Part of the activity in the early period, that is the New Testament period itself, perhaps is related to women’s role in the house churches.

As the apostle Paul insisted, “In Christ’s family there can be no division into Jew and non-Jew, slave and free, male and female. Among us you are all equal. That is, we are all in common relationship with Jesus Christ” (Galatians 3:28).

In Genesis 3, there is the temptation and the fall. Given free will, both the woman and the man make disastrous choices. There are stunning consequences, curses from God upon the tempter, the woman and the man. But there is good news: Both the woman and the man are eligible for forgiveness. They both can be restored to a right relationship with God.

In addition, God himself takes the initiative and provides a way back into fellowship through the life and death of his son. Jesus is the light that comes into the world. Men and women who believe in him are placed together into a new family. They become the children of God (John 1:12).

In the new “Body of Christ,” men and women are both given gifts for serving one another. Oneness between a man and woman in marriage was always God’s idea. And now, oneness in the body of Christ is God’s idea. God is impartial in the giving of the gifts.

“But now God has set the members, each one of them, in the body just as He pleases,” (1 Corinthians 12:18), “for the profit of all” (1 Corinthians 12:7).

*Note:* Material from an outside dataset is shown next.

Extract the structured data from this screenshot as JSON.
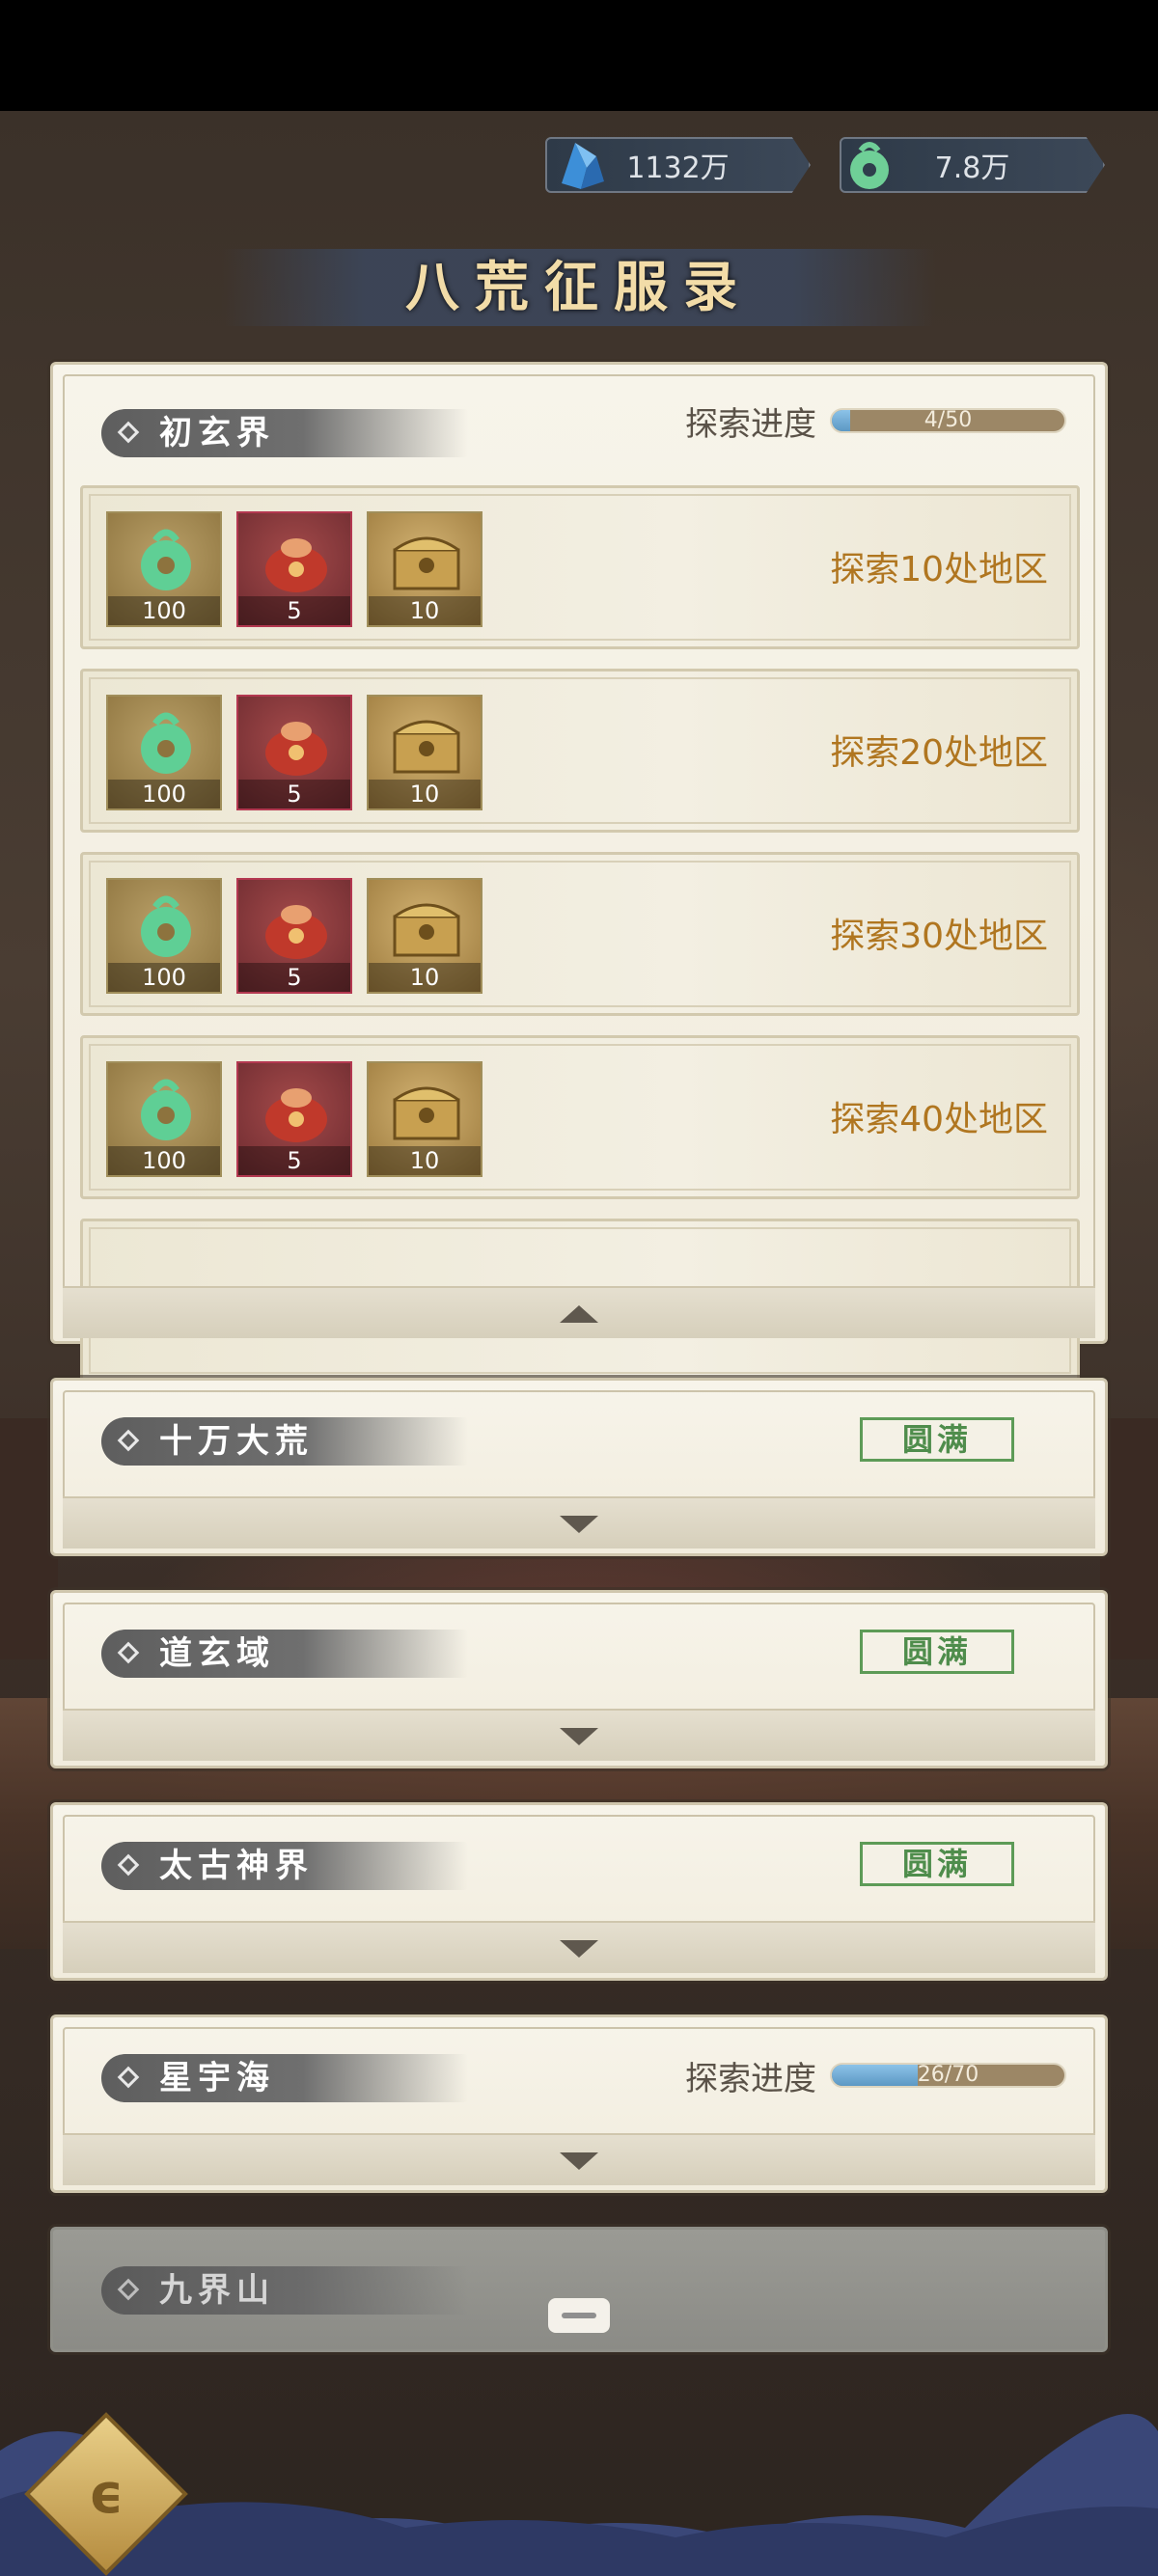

Conclusively, according to American Psychological Association, women and men aren’t as different as you might think. A review of dozens of studies found that men and women are basically alike when it comes to personality, thinking ability and leadership. The differences that do exist may reflect social expectations, not biology.

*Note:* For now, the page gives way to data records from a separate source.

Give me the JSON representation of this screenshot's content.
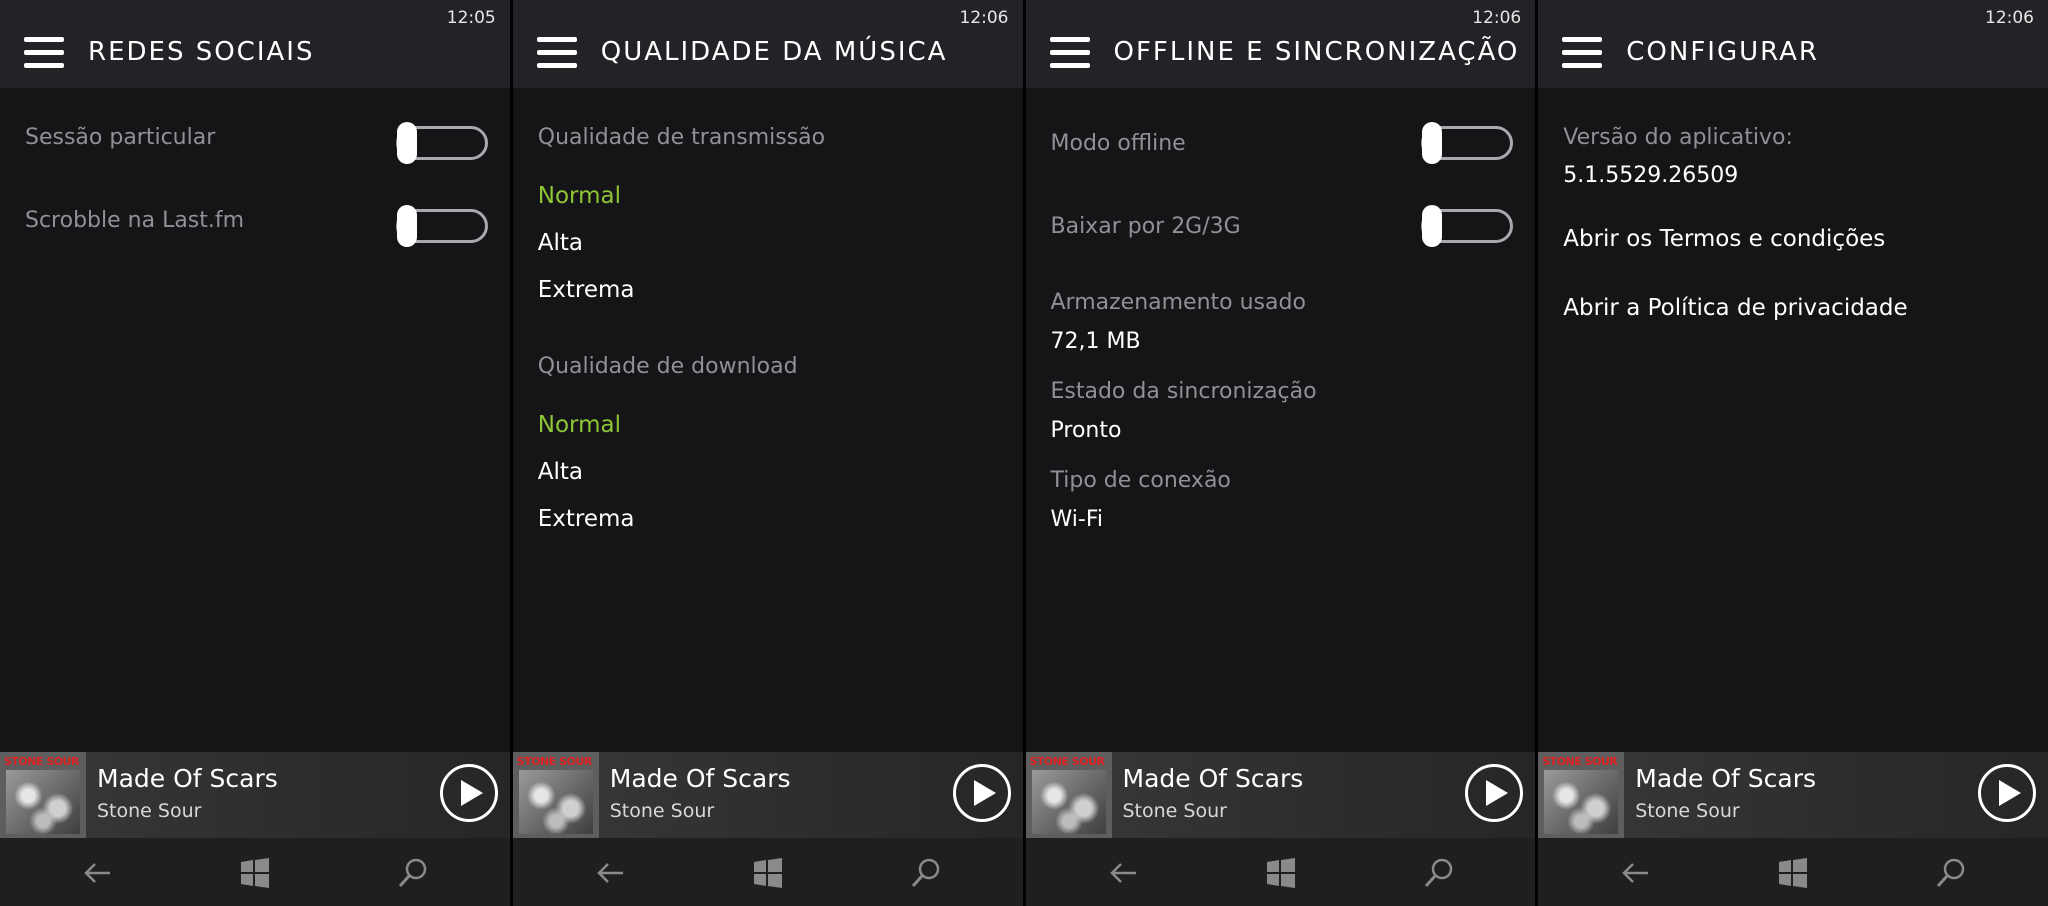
{
  "screens": [
    {
      "clock": "12:05",
      "title": "REDES SOCIAIS",
      "toggles": [
        {
          "label": "Sessão particular",
          "on": false
        },
        {
          "label": "Scrobble na Last.fm",
          "on": false
        }
      ]
    },
    {
      "clock": "12:06",
      "title": "QUALIDADE DA MÚSICA",
      "streaming": {
        "label": "Qualidade de transmissão",
        "options": [
          "Normal",
          "Alta",
          "Extrema"
        ],
        "selected": "Normal"
      },
      "download": {
        "label": "Qualidade de download",
        "options": [
          "Normal",
          "Alta",
          "Extrema"
        ],
        "selected": "Normal"
      }
    },
    {
      "clock": "12:06",
      "title": "OFFLINE E SINCRONIZAÇÃO",
      "toggles": [
        {
          "label": "Modo offline",
          "on": false
        },
        {
          "label": "Baixar por 2G/3G",
          "on": false
        }
      ],
      "info": [
        {
          "label": "Armazenamento usado",
          "value": "72,1 MB"
        },
        {
          "label": "Estado da sincronização",
          "value": "Pronto"
        },
        {
          "label": "Tipo de conexão",
          "value": "Wi-Fi"
        }
      ]
    },
    {
      "clock": "12:06",
      "title": "CONFIGURAR",
      "version_label": "Versão do aplicativo:",
      "version_value": "5.1.5529.26509",
      "links": [
        "Abrir os Termos e condições",
        "Abrir a Política de privacidade"
      ]
    }
  ],
  "player": {
    "track": "Made Of Scars",
    "artist": "Stone Sour",
    "album_text": "STONE SOUR"
  },
  "colors": {
    "accent": "#8fc636",
    "background": "#151517",
    "header": "#222326"
  },
  "icons": [
    "hamburger-menu-icon",
    "play-icon",
    "back-arrow-icon",
    "windows-logo-icon",
    "search-icon"
  ]
}
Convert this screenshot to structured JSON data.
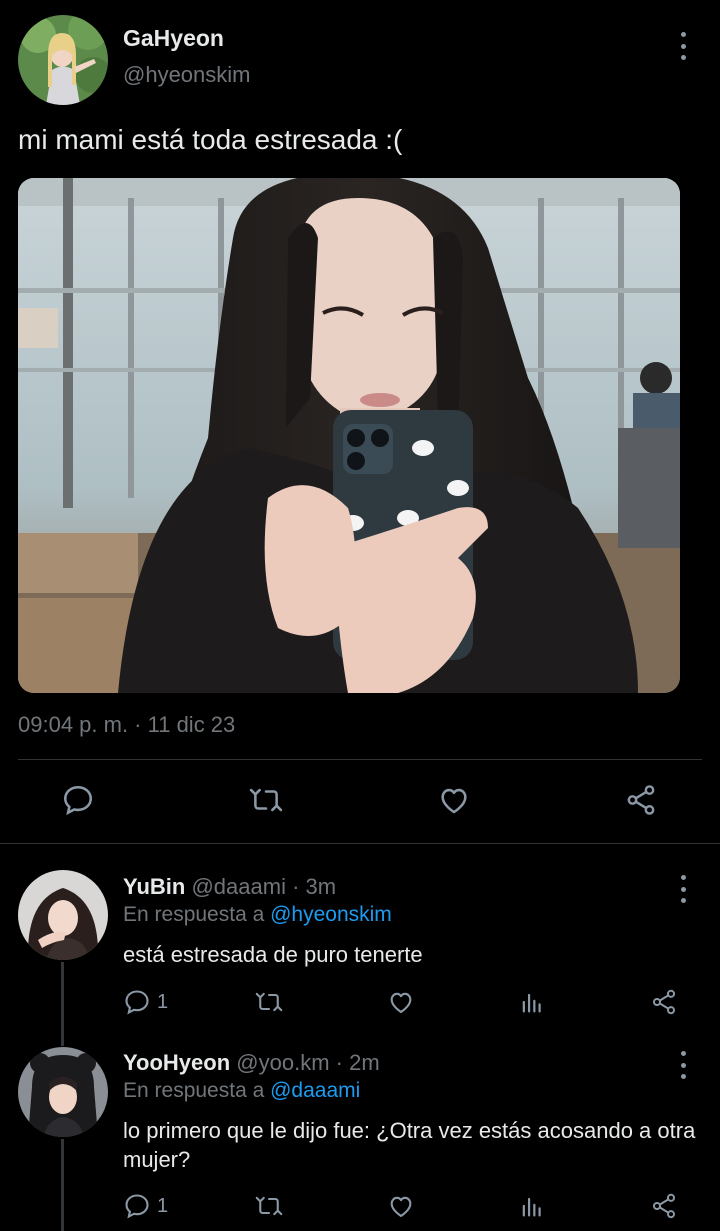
{
  "tweet": {
    "author_name": "GaHyeon",
    "author_handle": "@hyeonskim",
    "text": "mi mami está toda estresada :(",
    "timestamp": "09:04 p. m. · 11 dic 23",
    "actions": [
      "reply-icon",
      "retweet-icon",
      "like-icon",
      "share-icon"
    ]
  },
  "replies": [
    {
      "name": "YuBin",
      "handle": "@daaami",
      "time": "· 3m",
      "reply_prefix": "En respuesta a",
      "reply_to": "@hyeonskim",
      "text": "está estresada de puro tenerte",
      "reply_count": "1"
    },
    {
      "name": "YooHyeon",
      "handle": "@yoo.km",
      "time": "· 2m",
      "reply_prefix": "En respuesta a",
      "reply_to": "@daaami",
      "text": "lo primero que le dijo fue: ¿Otra vez estás acosando a otra mujer?",
      "reply_count": "1"
    }
  ],
  "colors": {
    "background": "#000000",
    "text_primary": "#e7e9ea",
    "text_secondary": "#71767b",
    "accent": "#1d9bf0",
    "divider": "#2f3336"
  }
}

In order to understand the essential nature of man and woman, we must do away with human subjectivity and look through God’s eyes. Every human being, man and woman, was created for the same purpose, body and soul, in order to make themselves and their world a better and holier place.

In their service of God, there is absolutely no difference between a man and a woman; the only difference is in the way that service manifests itself.

Iliya is hospital chaplain at Jalingo United Methodist Hospital in Taraba State, Nigeria.

“Many Voices, One Faith” is a forum for sharing theological perspectives on topics of interest in The United Methodist Church. The forum is designed to put the voices of the church in conversation with one another and build understanding of what it means to be United Methodist today. Read more commentaries.

Like what you're reading? Support the ministry of UM News! Your support ensures the latest denominational news, dynamic stories and informative articles will continue to connect our global community. Make a tax-deductible donation at

Sign up for our newsletter!

Social Concerns
Susan Kim. Photo courtesy of the author.

Where do Korean Americans stand?

Asian Americans often confront implicit bias in questions like “Where are you really from?” Susan Sungsil Kim has crafted responses to such questions that stand up for her rights while also providing an educational opportunity to those who ask.
Social Concerns
Kendra Weddle. Photo courtesy of the author.

Let’s love our neighbors

Growing up in a traditionalist church but now on staff at a reconciling congregation, Kendra Weddle feels there is room at the table for everyone.
General Conference
The Rev. Lovett H. Weems Jr. Photo courtesy of Wesley Theological Seminary.

Postponing General Conference may be a good thing

Time can help when we seek to discern God’s will on difficult issues, and a review of Methodism’s history underscores that.